**RECORDS FOR PROCESSING**
[Start of section]
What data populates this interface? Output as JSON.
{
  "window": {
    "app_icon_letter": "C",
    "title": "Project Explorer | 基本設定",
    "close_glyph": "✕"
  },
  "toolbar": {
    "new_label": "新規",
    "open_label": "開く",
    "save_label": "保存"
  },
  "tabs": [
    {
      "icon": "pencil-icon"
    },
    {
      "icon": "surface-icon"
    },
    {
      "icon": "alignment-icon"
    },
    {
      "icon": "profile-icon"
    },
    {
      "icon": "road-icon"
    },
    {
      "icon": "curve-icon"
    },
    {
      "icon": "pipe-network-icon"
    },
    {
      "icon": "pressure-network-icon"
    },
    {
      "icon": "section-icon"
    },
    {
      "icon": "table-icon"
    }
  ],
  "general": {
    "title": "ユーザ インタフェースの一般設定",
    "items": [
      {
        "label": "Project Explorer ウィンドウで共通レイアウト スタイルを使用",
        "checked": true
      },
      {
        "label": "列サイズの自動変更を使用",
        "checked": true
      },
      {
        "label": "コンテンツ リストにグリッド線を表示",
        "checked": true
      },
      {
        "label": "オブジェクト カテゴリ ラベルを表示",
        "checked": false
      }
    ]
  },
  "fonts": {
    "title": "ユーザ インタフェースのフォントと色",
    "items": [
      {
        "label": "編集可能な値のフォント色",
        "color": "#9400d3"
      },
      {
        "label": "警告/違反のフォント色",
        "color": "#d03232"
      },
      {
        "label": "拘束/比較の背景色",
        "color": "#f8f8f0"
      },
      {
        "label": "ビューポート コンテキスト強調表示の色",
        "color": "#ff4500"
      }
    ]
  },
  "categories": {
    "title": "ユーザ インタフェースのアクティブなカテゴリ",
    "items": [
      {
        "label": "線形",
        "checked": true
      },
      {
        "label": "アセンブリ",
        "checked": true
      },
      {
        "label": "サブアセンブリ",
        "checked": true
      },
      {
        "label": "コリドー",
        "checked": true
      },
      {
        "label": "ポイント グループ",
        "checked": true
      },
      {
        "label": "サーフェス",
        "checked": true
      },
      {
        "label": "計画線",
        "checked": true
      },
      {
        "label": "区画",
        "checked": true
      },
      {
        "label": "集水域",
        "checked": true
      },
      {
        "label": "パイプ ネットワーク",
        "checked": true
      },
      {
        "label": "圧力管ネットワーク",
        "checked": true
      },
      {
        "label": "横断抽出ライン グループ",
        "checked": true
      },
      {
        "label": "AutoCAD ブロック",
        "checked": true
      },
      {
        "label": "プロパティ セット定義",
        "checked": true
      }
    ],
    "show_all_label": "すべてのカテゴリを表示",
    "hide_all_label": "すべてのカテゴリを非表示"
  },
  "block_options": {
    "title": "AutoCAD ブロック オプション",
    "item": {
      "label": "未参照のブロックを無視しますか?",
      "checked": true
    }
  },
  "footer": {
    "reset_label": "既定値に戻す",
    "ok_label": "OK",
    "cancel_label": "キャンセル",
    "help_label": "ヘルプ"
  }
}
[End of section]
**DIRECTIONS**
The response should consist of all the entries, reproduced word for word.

**TASK RESPONSE**
What data populates this interface? Output as JSON.
{
  "window": {
    "app_icon_letter": "C",
    "title": "Project Explorer | 基本設定",
    "close_glyph": "✕"
  },
  "toolbar": {
    "new_label": "新規",
    "open_label": "開く",
    "save_label": "保存"
  },
  "tabs": [
    {
      "icon": "pencil-icon"
    },
    {
      "icon": "surface-icon"
    },
    {
      "icon": "alignment-icon"
    },
    {
      "icon": "profile-icon"
    },
    {
      "icon": "road-icon"
    },
    {
      "icon": "curve-icon"
    },
    {
      "icon": "pipe-network-icon"
    },
    {
      "icon": "pressure-network-icon"
    },
    {
      "icon": "section-icon"
    },
    {
      "icon": "table-icon"
    }
  ],
  "general": {
    "title": "ユーザ インタフェースの一般設定",
    "items": [
      {
        "label": "Project Explorer ウィンドウで共通レイアウト スタイルを使用",
        "checked": true
      },
      {
        "label": "列サイズの自動変更を使用",
        "checked": true
      },
      {
        "label": "コンテンツ リストにグリッド線を表示",
        "checked": true
      },
      {
        "label": "オブジェクト カテゴリ ラベルを表示",
        "checked": false
      }
    ]
  },
  "fonts": {
    "title": "ユーザ インタフェースのフォントと色",
    "items": [
      {
        "label": "編集可能な値のフォント色",
        "color": "#9400d3"
      },
      {
        "label": "警告/違反のフォント色",
        "color": "#d03232"
      },
      {
        "label": "拘束/比較の背景色",
        "color": "#f8f8f0"
      },
      {
        "label": "ビューポート コンテキスト強調表示の色",
        "color": "#ff4500"
      }
    ]
  },
  "categories": {
    "title": "ユーザ インタフェースのアクティブなカテゴリ",
    "items": [
      {
        "label": "線形",
        "checked": true
      },
      {
        "label": "アセンブリ",
        "checked": true
      },
      {
        "label": "サブアセンブリ",
        "checked": true
      },
      {
        "label": "コリドー",
        "checked": true
      },
      {
        "label": "ポイント グループ",
        "checked": true
      },
      {
        "label": "サーフェス",
        "checked": true
      },
      {
        "label": "計画線",
        "checked": true
      },
      {
        "label": "区画",
        "checked": true
      },
      {
        "label": "集水域",
        "checked": true
      },
      {
        "label": "パイプ ネットワーク",
        "checked": true
      },
      {
        "label": "圧力管ネットワーク",
        "checked": true
      },
      {
        "label": "横断抽出ライン グループ",
        "checked": true
      },
      {
        "label": "AutoCAD ブロック",
        "checked": true
      },
      {
        "label": "プロパティ セット定義",
        "checked": true
      }
    ],
    "show_all_label": "すべてのカテゴリを表示",
    "hide_all_label": "すべてのカテゴリを非表示"
  },
  "block_options": {
    "title": "AutoCAD ブロック オプション",
    "item": {
      "label": "未参照のブロックを無視しますか?",
      "checked": true
    }
  },
  "footer": {
    "reset_label": "既定値に戻す",
    "ok_label": "OK",
    "cancel_label": "キャンセル",
    "help_label": "ヘルプ"
  }
}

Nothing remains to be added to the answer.